In addition to the influx of satellites, millions of pieces of debris in orbit can threaten the Earth. Mehta explained that a debris particle the size of a paint flake can travel with enough speed and energy to cause critical, mission- ending damage to a functional satellite. Populating this region of space to a point of no return will result in a self-propagating chain of collisions, further endangering systems in orbit that control essential aspects of our daily lives — GPS, communication and internet connectivity.

A STORM BREWING

The danger of space weather is significantly amplified during solar and geomagnetic storms. According to Mehta, tackling space weather starts with better understanding the sun. It goes like this — at any given time, the sun releases a steady amount of charged particles into space. This is called solar wind. On occasion, these bursts of particles can be unusually strong and can create a geomagnetic storm.

“When space weather reaches Earth, it triggers many complicated processes that can cause a lot of trouble for anything that’s in orbit and in some cases on ground,” Mehta said.

As our dependency on technology increases, so does our vulnerability to space weather. Examples of major space weather events include the 1989 power blackout in Canada. The storm resulted in the North American Aerospace Defense Command losing track of hundreds of satellites and having to re-identify new orbits.

“In some instances, space weather can be strong enough that it can impact our power lines,” Mehta said. “Generally, our infrastructure can be fixed in a few hours or a day or two, but in the case of a Canadian winter, that can be very significant and dangerous and lead to casualties.”

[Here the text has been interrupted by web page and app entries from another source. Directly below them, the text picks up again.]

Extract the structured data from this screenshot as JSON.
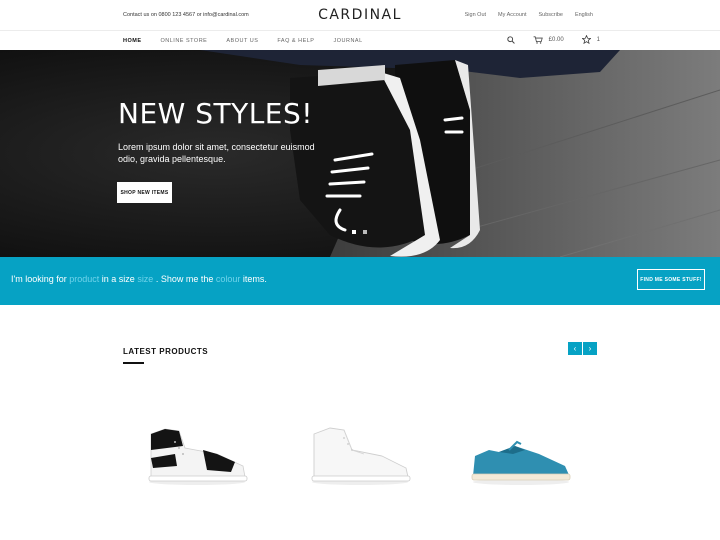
{
  "header": {
    "contact": "Contact us on 0800 123 4567 or info@cardinal.com",
    "brand": "CARDINAL",
    "links": [
      "Sign Out",
      "My Account",
      "Subscribe",
      "English"
    ]
  },
  "nav": {
    "items": [
      "HOME",
      "ONLINE STORE",
      "ABOUT US",
      "FAQ & HELP",
      "JOURNAL"
    ],
    "cart_amount": "£0.00",
    "wishlist_count": "1"
  },
  "hero": {
    "title": "NEW STYLES!",
    "subtitle": "Lorem ipsum dolor sit amet, consectetur euismod odio, gravida pellentesque.",
    "button": "SHOP NEW ITEMS"
  },
  "filter": {
    "t1": "I'm looking for ",
    "product": "product",
    "t2": " in a size ",
    "size": "size",
    "t3": " . Show me the ",
    "colour": "colour",
    "t4": " items.",
    "button": "FIND ME SOME STUFF!"
  },
  "latest": {
    "title": "LATEST PRODUCTS",
    "prev": "‹",
    "next": "›"
  },
  "colors": {
    "accent": "#06a2c4",
    "highlight": "#6fd3ea"
  }
}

The importance of more extensive space weather research was brought back into focus when a geomagnetic storm caused Elon Musk’s launch of 49 satellites slated to join SpaceX’s Starlink internet project to fail in February 2022. Each satellite burned up in the atmosphere, resulting in a $50 million loss. 

Satellite floating above Earth

A SpaceX satellite tracking storms on Earth and how the atmosphere changes. 

WHAT A DRAG
The recent SpaceX loss has shown the challenge that we face with drag,” Mehta said. “We are trying to improve our models and our ability to forecast how a storm, even a small storm in this case of SpaceX, can change the state of the atmosphere and how it interacts with a satellite through drag, which can cause significant losses and direct damage.

“Higher density means more drag, which can be a problem for satellites. If you have ever put your hand out of a moving car window, you have experienced drag. The force of the wind pushing against your hand is similar to what a satellite endures while in orbit.”

Currently, there are about 2,000 active satellites in space. As more satellites are launched in the next 10 years, researchers will need to be able to predict drag more accurately to determine how much density, and subsequently, drag will change especially during active space weather conditions.

At this point, it’s impossible to accurately predict where a satellite is in space under changing weather conditions.

“Why that becomes important is that we need to be able to model the drag force well so that we can predict where the satellite is,” Mehta said. “As thousands of satellites are launched, space becomes crowded, and we have to think about how to keep these objects from colliding with each other.”

Man with glasses, smiling

West Virginia University engineer Piyush Mehta, pictured above. 

THE SUNNY SIDE
In a perfect world, satellite mega-constellations could hang out in low Earth orbit and let us enjoy the modern pleasures of the 21st century, like internet access in every remote corner of the Earth without interference. But the erratic and largely unpredictable nature of the sun, coupled with inadequate modeling and forecasting, spells disaster.

Mehta is optimistic, though, noting that Congress has recently passed a law that tasks federal agencies including NASA, the National Oceanic and Atmospheric Administration, National Science Foundation and Department of Defense, to address the threat of space weather.

“I am pleased to see that space weather is receiving the respect it deserves internationally,” Mehta said.

Funded by NASA, NSF and the DoD, Mehta leads and is part of several space weather research projects including studies to achieve probabilistic modeling and forecasting of drag via AI and machine-learning.